▸ **Problem to work on**
Find the string "temps" in the data, and copy out each line that has it.

▸ **Records for the task**
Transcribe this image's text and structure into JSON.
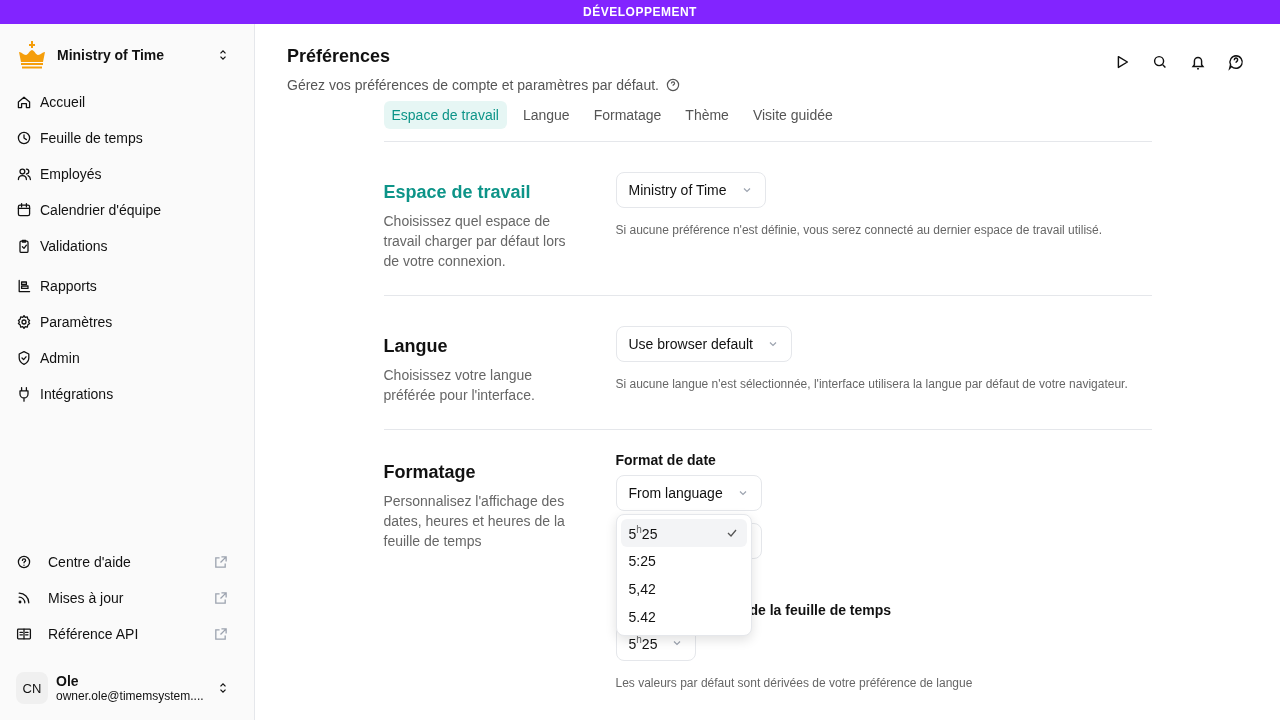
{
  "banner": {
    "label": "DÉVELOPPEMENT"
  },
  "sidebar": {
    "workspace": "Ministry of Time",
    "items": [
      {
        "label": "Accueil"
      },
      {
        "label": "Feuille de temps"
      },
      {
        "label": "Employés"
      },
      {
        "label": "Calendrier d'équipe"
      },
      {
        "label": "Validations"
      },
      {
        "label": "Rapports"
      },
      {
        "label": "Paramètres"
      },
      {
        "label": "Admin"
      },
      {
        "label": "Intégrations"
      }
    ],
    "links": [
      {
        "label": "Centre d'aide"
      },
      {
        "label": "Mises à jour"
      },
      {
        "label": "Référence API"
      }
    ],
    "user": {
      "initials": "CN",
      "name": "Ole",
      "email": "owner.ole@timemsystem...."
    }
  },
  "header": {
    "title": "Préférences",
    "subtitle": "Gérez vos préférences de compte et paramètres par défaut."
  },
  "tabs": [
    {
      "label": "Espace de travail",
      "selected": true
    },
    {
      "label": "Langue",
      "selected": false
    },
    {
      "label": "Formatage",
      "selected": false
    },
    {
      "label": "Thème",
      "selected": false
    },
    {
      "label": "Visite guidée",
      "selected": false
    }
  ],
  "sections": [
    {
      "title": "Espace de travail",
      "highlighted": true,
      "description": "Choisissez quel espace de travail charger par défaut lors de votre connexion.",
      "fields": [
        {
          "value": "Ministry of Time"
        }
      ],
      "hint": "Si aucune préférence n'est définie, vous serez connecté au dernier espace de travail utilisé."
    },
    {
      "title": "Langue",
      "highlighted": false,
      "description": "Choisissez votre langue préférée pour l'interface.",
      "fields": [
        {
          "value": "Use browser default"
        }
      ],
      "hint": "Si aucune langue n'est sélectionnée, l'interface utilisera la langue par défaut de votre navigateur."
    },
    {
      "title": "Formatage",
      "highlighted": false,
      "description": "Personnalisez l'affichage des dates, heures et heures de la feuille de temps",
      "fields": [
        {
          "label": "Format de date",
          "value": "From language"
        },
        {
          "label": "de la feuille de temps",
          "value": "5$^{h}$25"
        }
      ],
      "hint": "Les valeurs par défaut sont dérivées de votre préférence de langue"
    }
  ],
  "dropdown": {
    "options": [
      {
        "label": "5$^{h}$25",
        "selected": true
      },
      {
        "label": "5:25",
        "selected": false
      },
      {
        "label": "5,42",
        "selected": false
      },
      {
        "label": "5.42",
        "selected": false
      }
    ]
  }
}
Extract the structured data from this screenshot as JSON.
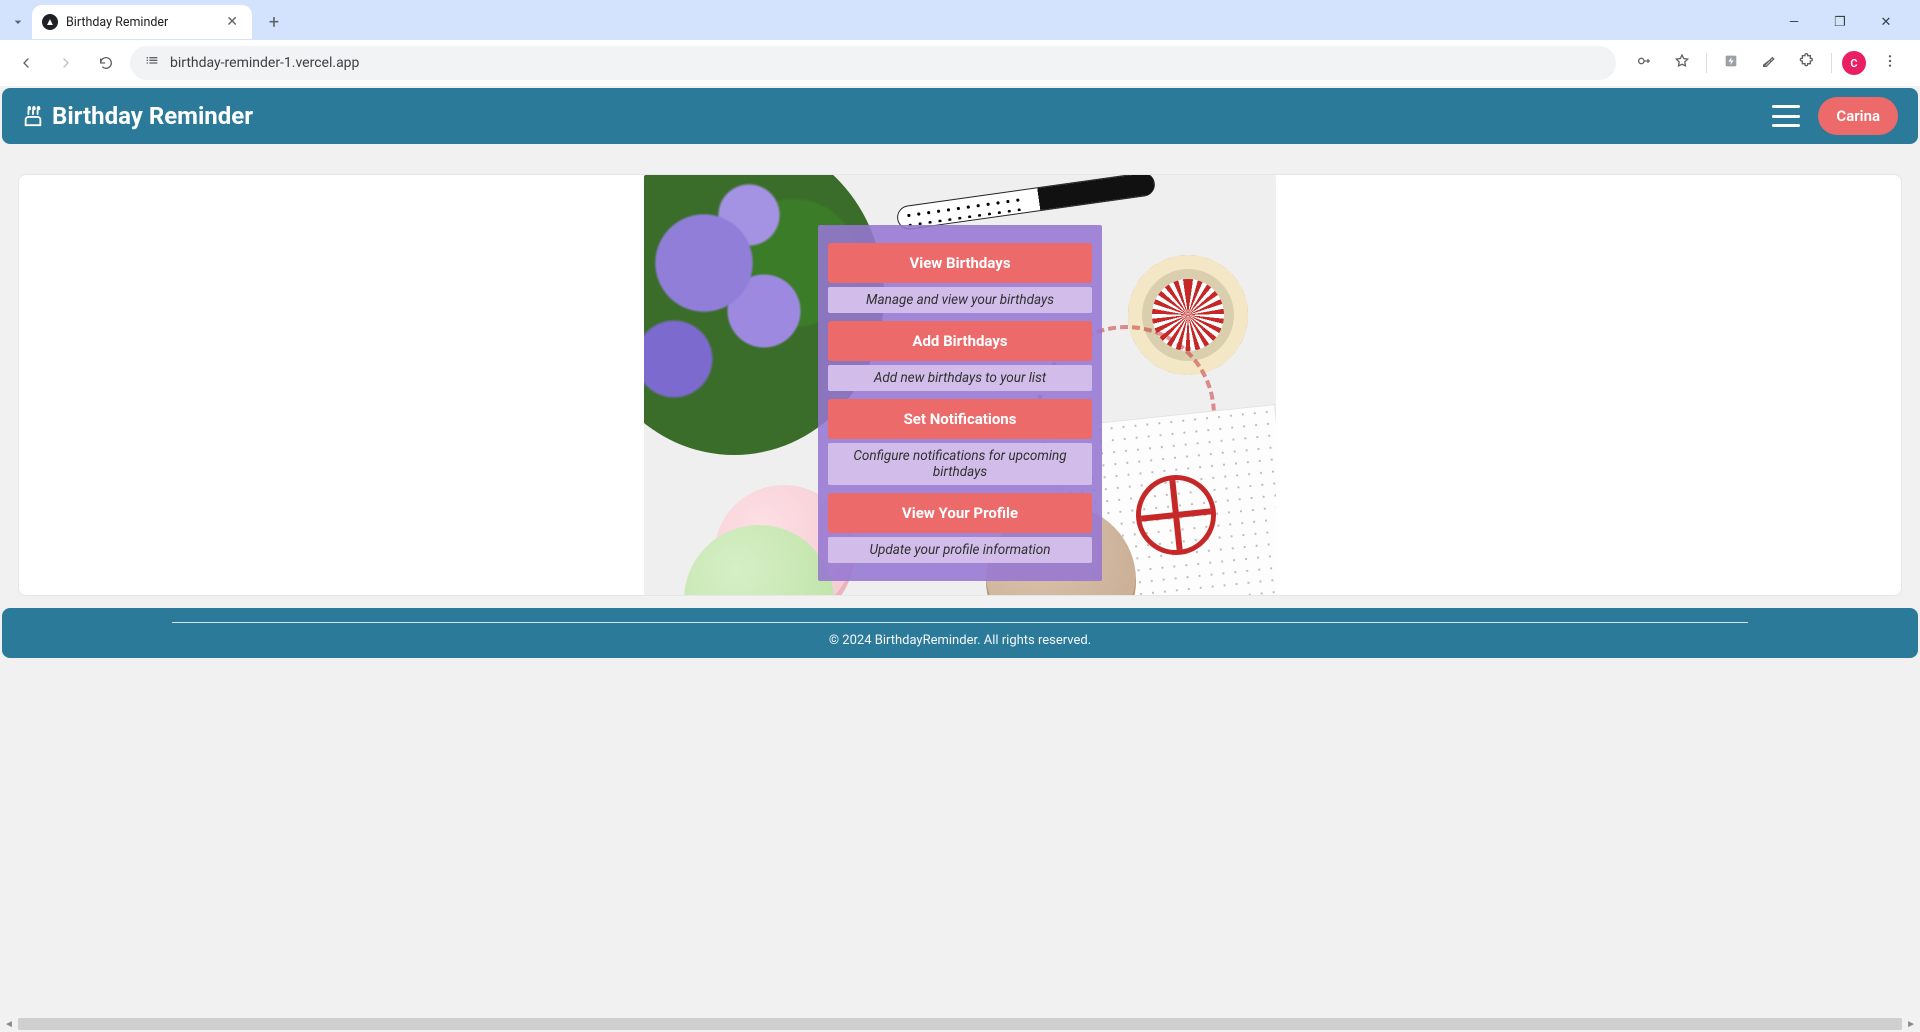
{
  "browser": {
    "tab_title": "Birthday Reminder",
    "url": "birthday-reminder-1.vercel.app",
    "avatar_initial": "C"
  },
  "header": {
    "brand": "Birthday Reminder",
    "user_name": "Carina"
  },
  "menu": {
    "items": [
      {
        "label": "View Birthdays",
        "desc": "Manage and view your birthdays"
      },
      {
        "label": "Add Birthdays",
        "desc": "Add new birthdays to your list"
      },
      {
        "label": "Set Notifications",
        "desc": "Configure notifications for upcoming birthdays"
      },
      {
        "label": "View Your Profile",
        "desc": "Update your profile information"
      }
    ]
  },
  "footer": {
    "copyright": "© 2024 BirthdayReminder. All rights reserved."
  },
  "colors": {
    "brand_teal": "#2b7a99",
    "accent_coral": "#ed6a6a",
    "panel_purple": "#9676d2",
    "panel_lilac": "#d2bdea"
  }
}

▸ **Problem solution**
        "label": "Feuille de temps"
      "description": "Personnalisez l'affichage des dates, heures et heures de la feuille de temps",
          "label": "de la feuille de temps",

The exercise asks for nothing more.